(Interface dataset entries)
════

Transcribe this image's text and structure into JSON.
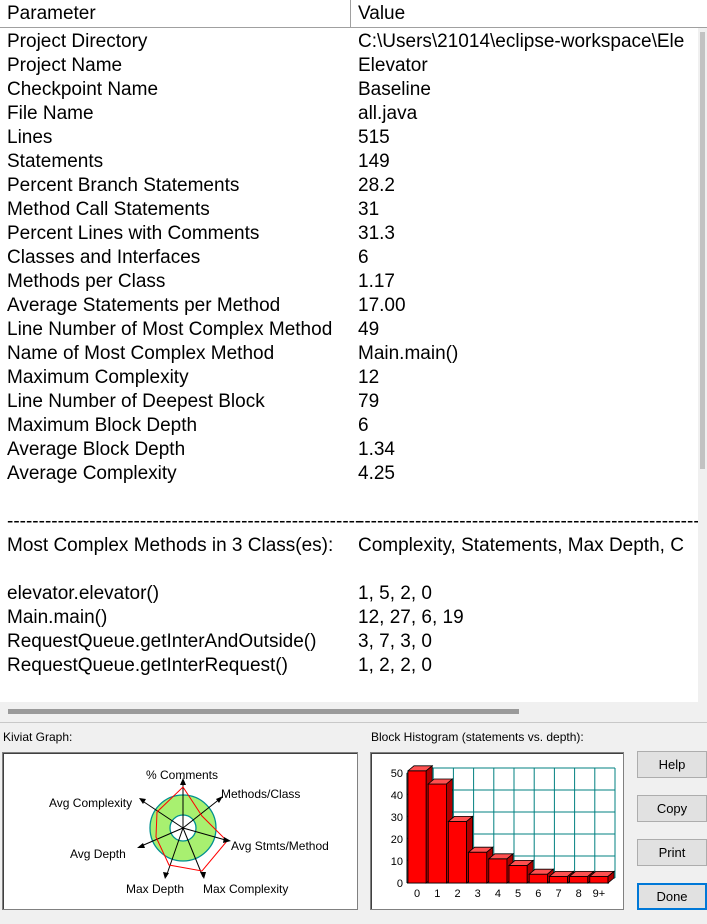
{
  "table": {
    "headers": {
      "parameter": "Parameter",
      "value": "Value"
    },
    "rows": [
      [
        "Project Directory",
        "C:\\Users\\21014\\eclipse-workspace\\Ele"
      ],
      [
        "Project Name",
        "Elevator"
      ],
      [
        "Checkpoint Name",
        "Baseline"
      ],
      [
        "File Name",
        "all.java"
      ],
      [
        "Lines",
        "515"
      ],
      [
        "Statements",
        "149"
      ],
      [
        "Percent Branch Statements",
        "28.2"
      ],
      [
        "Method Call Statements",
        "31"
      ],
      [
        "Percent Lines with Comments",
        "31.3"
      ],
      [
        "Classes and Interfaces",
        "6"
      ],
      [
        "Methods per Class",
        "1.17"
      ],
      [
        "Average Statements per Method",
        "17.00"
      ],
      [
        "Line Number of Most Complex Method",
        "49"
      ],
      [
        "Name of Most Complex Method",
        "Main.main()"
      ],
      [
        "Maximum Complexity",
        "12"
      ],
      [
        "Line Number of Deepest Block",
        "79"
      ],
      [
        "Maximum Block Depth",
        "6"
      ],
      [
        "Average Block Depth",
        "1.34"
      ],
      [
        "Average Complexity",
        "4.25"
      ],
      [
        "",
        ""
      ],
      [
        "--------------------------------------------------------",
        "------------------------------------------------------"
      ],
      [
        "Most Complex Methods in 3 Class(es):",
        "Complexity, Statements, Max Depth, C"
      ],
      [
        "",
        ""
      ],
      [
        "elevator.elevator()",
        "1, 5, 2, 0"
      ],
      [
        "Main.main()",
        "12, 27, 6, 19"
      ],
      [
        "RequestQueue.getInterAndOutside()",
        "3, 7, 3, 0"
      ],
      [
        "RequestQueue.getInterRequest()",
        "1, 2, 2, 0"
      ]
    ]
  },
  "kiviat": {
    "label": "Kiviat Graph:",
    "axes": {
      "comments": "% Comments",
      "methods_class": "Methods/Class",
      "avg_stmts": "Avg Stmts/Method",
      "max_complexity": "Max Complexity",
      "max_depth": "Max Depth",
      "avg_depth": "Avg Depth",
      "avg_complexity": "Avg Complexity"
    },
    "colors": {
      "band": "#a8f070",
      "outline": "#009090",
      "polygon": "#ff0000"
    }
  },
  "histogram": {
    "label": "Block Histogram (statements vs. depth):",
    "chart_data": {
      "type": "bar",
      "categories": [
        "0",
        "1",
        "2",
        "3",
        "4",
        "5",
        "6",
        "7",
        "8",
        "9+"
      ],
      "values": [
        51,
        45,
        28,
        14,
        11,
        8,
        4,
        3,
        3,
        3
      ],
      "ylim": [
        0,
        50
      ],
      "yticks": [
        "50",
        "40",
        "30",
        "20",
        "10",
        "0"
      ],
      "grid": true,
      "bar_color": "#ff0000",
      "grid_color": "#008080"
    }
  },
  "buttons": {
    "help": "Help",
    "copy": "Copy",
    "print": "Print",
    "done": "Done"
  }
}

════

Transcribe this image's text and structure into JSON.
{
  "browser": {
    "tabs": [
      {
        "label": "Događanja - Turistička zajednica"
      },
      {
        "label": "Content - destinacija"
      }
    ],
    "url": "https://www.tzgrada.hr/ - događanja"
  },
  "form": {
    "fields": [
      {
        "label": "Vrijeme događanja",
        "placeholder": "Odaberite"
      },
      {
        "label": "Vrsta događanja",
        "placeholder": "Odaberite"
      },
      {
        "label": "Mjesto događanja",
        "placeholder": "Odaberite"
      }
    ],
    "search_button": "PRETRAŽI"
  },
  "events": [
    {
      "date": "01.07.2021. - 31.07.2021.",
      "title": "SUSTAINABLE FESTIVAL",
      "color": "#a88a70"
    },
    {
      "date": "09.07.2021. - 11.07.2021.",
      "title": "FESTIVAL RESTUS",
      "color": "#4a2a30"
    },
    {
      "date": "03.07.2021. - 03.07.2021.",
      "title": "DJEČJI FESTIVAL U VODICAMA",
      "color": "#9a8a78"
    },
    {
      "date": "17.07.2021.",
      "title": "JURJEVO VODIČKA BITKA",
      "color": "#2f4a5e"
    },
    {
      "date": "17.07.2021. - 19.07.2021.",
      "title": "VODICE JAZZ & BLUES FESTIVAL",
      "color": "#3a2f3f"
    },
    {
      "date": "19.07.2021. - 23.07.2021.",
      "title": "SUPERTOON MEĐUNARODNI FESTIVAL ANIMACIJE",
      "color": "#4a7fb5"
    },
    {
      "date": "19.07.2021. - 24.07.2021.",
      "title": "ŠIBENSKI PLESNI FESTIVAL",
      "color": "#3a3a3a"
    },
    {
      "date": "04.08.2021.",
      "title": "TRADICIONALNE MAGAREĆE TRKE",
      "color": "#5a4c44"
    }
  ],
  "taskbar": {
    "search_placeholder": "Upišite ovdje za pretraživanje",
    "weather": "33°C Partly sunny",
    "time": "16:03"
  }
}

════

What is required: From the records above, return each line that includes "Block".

Response:
        "Line Number of Deepest Block",
        "Maximum Block Depth",
        "Average Block Depth",
    "label": "Block Histogram (statements vs. depth):",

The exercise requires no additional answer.